Federal Minister of Education and Research Anja Karliczek said: “This German-Australian collaboration provides German companies with opportunities for technology exports. The HyGATE technology incubator helps us to bring together stakeholders from science and business from both countries in order to develop, demonstrate and test under real-life conditions green hydrogen technologies along the entire value chain – from generation and storage to transport and use. There is another important advantage to this partnership: a country like Australia, which has traditionally been a large-scale exporter of coal, is now creating a new, climate-friendly future for itself as it sets about ‘shipping the sunshine’, i.e. turning Australian sunlight into a practical export commodity. To support the cooperation, the Federal Ministry of Education and Research is planning to provide up to €50 million over a period of three years.”

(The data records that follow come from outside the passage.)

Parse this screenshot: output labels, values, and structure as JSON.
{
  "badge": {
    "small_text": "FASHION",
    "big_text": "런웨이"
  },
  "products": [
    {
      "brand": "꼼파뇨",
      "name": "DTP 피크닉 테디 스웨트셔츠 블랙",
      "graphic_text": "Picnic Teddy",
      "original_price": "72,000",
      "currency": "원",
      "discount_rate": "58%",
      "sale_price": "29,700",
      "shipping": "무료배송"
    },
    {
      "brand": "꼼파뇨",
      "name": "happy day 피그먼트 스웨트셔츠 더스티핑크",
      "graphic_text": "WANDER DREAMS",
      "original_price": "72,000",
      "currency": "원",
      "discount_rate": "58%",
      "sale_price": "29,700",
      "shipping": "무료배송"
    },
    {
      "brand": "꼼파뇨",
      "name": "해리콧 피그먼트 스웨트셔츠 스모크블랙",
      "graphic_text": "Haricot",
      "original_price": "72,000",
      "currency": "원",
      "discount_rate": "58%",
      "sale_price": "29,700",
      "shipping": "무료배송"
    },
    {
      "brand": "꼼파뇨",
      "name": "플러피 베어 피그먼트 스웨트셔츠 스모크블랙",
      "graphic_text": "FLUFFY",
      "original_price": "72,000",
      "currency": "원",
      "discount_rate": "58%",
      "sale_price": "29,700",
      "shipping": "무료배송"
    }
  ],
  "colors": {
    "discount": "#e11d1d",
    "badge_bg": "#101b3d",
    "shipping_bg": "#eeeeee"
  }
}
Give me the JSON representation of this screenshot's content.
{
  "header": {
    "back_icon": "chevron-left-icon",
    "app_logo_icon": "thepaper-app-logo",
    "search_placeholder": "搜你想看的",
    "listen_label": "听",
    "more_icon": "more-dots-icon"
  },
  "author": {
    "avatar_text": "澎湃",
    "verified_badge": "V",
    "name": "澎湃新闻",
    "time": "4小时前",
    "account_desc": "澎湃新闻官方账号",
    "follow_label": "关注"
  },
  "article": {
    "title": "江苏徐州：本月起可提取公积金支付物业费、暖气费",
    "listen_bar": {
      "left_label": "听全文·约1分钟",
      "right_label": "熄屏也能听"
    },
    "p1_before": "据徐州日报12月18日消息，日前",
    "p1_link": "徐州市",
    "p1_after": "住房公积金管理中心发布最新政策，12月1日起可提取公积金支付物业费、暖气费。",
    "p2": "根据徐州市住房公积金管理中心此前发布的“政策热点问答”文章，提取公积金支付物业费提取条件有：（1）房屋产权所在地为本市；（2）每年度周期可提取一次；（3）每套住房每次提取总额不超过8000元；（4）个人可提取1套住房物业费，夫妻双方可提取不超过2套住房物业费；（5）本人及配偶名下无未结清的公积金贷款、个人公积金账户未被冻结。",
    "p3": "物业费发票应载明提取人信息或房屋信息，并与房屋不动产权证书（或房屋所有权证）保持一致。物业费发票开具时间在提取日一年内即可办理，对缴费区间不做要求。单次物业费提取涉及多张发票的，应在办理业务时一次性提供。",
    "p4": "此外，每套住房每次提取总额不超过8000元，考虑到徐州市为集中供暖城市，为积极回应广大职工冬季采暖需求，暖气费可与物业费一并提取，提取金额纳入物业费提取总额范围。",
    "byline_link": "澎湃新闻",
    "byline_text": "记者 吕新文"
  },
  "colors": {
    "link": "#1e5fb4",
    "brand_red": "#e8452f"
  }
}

The Accord is to be integrated into the activities of the existing German-Australian Energy Partnership, which places a key focus on hydrogen.
Australia has committed itself to support the cooperation by providing substantial financial resources of its own. German companies have a keen interest in participating in Australia-based hydrogen projects, for example by supplying electrolysers.
The Accord comprises three different initiatives:
1. HyGATE (under the lead responsibility of the Federal Ministry of Education and Research): co-financing of an Australian-German H2 incubator for applied research. Germany is contributing €50 million. The aim of the incubator is to develop and improve hydrogen technologies and to test them under real-life conditions before bringing them to scale.
2. Co-financing of hydrogen hubs (under the lead responsibility of the Federal Ministry for Economic Affairs and Energy): industrial-scale production of hydrogen in Australia using German technology. To be co-financed via Germany’s planned funding guideline for international hydrogen projects and Australian funding for hydrogen hubs. To support these hubs, Australia has approved a funding programme totalling AUD 275 million (€175 million). Some of these funds are to be prioritised for those hubs using German technology. In addition, a German-Australian Industry Group is to be launched in order to identify projects along the value chain which lend themselves to the planned co-financing and cooperation.
3. Cooperation on hydrogen trade (under the lead responsibility of the Federal Ministry for Economic Affairs and Energy): co-financing of an auction to be held in the context of H2-Global, which will be limited to bidders from Australia. Australia is willing to provide some €50 million to support an auction within H2-Global with the purpose of exporting Australian hydrogen (or hydrogen derivatives) to Germany.